All Windows version vulnerable to dangerous zero-day exploit

The company iSIGHT and Microsoft have disclosed that a dangerous vulnerability exists in all Windows versions from Windows Vista SP2 to Windows 8.1 and in Windows Server 2008 and 2012. The exposed dangerous method vulnerability exists in the OLE package manager from the OS.


When the vulnerability is exploited it allows an attacker to remotely execute arbitrary code and thus take over the computer. The vulnerability exists because Windows allows the OLE packager (packager .dll) to download and execute INF files.


OLE is a technology from Microsoft that allows applications to share objects such as images or video. The main benefit of OLE is to add different kinds of data to a document from different applications, like a text editor and an image editor. This creates a compound document and a master file to which the document makes reference. Changes to data in the master file immediately affect the document that references it. This is called “linking” (instead of “embedding”).

In the case of the observed exploit, specifically when handling Microsoft PowerPoint files, the packagers allows a Package OLE object to reference arbitrary external files, such as INF files, from untrusted sources. An INF file or Setup Information file, is a plain text file used by Microsoft Windows for installation of software and drivers.

This will cause the referenced files to be downloaded in the case of INF files, to be executed with specific commands. An attacker can exploit this vulnerability to execute arbitrary code but will need a specifically crafted file and use social engineering methods to convince a user to open it.

The disclosure of the vulnerability is today as it’s Patch Tuesday today, amongst the patches Microsoft is releasing today is also a patch for this security issue.

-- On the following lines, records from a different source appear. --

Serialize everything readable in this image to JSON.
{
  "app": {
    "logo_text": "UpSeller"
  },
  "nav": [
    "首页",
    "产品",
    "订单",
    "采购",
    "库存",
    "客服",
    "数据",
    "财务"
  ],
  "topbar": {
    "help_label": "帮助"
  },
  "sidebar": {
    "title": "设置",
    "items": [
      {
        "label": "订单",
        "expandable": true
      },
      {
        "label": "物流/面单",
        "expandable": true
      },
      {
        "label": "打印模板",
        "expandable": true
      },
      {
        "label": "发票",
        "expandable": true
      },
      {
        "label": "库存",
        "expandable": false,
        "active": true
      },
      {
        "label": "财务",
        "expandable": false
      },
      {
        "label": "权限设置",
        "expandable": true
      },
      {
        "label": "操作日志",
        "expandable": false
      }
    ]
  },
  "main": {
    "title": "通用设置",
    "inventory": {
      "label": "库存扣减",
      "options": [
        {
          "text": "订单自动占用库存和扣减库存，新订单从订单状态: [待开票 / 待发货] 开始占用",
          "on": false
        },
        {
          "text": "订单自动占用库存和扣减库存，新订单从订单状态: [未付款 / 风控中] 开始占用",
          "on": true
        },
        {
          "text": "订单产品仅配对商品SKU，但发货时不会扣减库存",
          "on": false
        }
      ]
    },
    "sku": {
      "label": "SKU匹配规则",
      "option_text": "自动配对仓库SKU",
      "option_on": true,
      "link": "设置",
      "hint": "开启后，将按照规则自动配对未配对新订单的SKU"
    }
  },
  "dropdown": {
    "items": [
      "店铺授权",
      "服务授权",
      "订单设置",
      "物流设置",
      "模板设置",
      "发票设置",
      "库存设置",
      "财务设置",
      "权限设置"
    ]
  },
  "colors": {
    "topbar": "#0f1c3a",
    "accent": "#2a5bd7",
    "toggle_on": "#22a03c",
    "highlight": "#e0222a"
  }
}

So updating is highly recommended. If you’re unable to update soon then be careful when opening Microsoft Powerpoint files.